There are some unknowing college freshmen heading off to their first collegiate winter training trip for The Ohio State University’s women’s rowing program. I shared some of my experience before my innocence became the dread of having to go again…….
It was almost 20 years ago I was wandering through the Oval on a hot September day. Tons of other freshman were milling around the booths of every student club our huge university offered. Next to sororities, recycling, and drama interest groups was a huge racing shell and an excited lady saying we should show up to an info meeting that night.
I had heard of rowing through only one other person before that day. She was a private school girl who belonged to a club. As I plucked at the foot stretchers, my curiosity moved to intrigue and by the time that tall woman was done talking I was fascinated. I showed up to the meeting, then to the rowing tutorial, and every practice after that. I was the last person invited to winter training- only after someone else quit. It rained half the time we were in Florida. We were crammed 4 into a room with 2 double beds and we rowed so often in the humidity that our clothes didn’t ever fully dry out. We all carried the scent of mildew as we crawled in and out of the briny canal water, the salt stinging the open wounds on our hands and heels. The rain had forced the fire ants out of the ground and you needed to take care every step not to land on a mound because ‘over heads’ while standing on an ant pile meant fire ant bites until you were hands off the boat. Everyone had scabs all over their ankles and calves from bites we’d scratched raw. We could have passed for having the legs of meth users.
It would have been miserable. Except that I fell in love there.
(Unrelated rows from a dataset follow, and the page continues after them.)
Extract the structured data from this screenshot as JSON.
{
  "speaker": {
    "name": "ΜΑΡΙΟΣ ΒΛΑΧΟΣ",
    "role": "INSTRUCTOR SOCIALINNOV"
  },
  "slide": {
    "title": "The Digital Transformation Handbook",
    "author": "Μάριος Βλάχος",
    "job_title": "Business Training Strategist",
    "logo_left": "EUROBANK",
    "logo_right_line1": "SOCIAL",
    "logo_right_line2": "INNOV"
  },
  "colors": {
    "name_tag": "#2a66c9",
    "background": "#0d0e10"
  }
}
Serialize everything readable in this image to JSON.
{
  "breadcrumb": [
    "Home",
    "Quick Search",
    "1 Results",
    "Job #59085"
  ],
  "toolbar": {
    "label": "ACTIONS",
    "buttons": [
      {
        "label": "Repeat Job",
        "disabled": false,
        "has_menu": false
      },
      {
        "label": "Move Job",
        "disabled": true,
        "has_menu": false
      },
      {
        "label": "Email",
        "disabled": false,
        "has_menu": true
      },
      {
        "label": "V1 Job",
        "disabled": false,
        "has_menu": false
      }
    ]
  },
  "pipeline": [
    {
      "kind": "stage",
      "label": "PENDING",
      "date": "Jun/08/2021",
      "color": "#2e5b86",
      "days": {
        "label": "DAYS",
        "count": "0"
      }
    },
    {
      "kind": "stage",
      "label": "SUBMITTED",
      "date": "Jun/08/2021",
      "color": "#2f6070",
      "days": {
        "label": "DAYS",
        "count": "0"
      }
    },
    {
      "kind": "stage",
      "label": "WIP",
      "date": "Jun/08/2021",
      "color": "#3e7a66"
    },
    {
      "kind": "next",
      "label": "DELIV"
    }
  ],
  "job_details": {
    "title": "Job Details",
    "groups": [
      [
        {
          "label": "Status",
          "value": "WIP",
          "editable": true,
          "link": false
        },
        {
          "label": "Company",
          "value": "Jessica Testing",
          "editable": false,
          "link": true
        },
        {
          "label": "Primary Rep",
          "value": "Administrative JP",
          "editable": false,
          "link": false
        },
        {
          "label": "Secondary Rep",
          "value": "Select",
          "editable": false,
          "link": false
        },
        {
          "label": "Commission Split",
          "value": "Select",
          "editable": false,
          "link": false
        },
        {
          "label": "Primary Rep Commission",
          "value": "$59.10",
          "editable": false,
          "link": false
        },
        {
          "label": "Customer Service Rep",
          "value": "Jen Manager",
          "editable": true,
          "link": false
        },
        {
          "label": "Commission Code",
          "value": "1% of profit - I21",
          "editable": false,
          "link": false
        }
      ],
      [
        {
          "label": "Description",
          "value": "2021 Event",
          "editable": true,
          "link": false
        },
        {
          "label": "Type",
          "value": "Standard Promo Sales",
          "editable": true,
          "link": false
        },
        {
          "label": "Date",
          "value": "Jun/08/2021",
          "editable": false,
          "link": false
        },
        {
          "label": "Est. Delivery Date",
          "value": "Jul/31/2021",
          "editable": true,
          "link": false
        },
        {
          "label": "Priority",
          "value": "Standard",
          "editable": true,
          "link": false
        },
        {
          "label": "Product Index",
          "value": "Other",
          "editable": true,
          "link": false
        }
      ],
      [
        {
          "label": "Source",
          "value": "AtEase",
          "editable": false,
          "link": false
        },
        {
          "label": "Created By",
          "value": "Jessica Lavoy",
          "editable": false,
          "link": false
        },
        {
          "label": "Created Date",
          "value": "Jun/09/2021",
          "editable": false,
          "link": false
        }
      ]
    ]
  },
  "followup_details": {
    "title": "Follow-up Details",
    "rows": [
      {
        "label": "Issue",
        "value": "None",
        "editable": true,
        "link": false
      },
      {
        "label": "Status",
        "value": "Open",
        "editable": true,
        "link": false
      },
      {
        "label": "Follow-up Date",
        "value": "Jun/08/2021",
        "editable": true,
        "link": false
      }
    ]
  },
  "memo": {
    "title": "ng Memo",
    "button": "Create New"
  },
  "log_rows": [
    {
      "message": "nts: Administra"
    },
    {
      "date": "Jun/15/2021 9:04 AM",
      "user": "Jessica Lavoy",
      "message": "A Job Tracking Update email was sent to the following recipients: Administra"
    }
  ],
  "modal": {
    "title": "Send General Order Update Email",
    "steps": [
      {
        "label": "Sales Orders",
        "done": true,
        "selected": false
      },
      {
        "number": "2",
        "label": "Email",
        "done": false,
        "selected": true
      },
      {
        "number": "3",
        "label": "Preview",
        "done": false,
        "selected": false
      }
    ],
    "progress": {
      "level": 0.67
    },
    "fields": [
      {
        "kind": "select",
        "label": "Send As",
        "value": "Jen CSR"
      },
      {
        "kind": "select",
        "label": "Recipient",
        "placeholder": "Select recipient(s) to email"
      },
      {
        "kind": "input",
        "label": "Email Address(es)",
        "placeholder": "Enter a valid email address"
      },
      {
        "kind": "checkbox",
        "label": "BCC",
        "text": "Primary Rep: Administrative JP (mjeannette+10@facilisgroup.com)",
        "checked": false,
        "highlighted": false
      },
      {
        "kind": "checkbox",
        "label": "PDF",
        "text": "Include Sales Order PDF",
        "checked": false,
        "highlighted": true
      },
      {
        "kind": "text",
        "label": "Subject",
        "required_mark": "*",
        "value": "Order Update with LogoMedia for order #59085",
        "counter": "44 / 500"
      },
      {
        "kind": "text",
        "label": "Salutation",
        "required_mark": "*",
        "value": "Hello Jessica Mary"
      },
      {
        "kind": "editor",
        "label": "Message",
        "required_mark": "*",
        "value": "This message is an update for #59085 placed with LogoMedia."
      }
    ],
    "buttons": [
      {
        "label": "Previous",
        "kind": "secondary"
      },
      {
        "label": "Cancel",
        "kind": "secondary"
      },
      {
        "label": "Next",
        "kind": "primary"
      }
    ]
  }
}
I came to love the laughter of my friends as we braided each other’s hair, as we walked to get ice cream at the end of a training day, as we soaked in a hot tub in spandex too tired to change into a bathing suit. I took my turn to cry about missing home or how tired I was, only to be interrupted by someone quoting my favorite movie so that my tears would mingle with cackles and snorts. We rubbed each other’s backs, taped each other’s hands, and talked about the farmer’s tans we wish we weren’t getting.
21 years later, I will be joining 6 of those girls this January on our annual pilgrimage back to each other. I didn’t know then that the suffering and commitment we all made to a common goal we all believed in would become a tie that will bind us for life. That tall lady at the shell on the Oval taught us that love was the greatest vehicle to becoming something beyond ourselves. She kept saying we were only scratching the surface of our potential. We became something more than we could have ever imagined.
There will be moments of deep despair. But if you can risk loving someone to the point that you will sacrifice yourself for them, then you can continue on in the darkest of days. Because you might be willing to give up on yourself, but when you love someone more than yourself, you would never give up on them.
And so you pull harder. You keep pulling longer. You continue on for them, not for yourself.
I wish you love. For each other. For something greater.
It has changed my life. It can change yours too.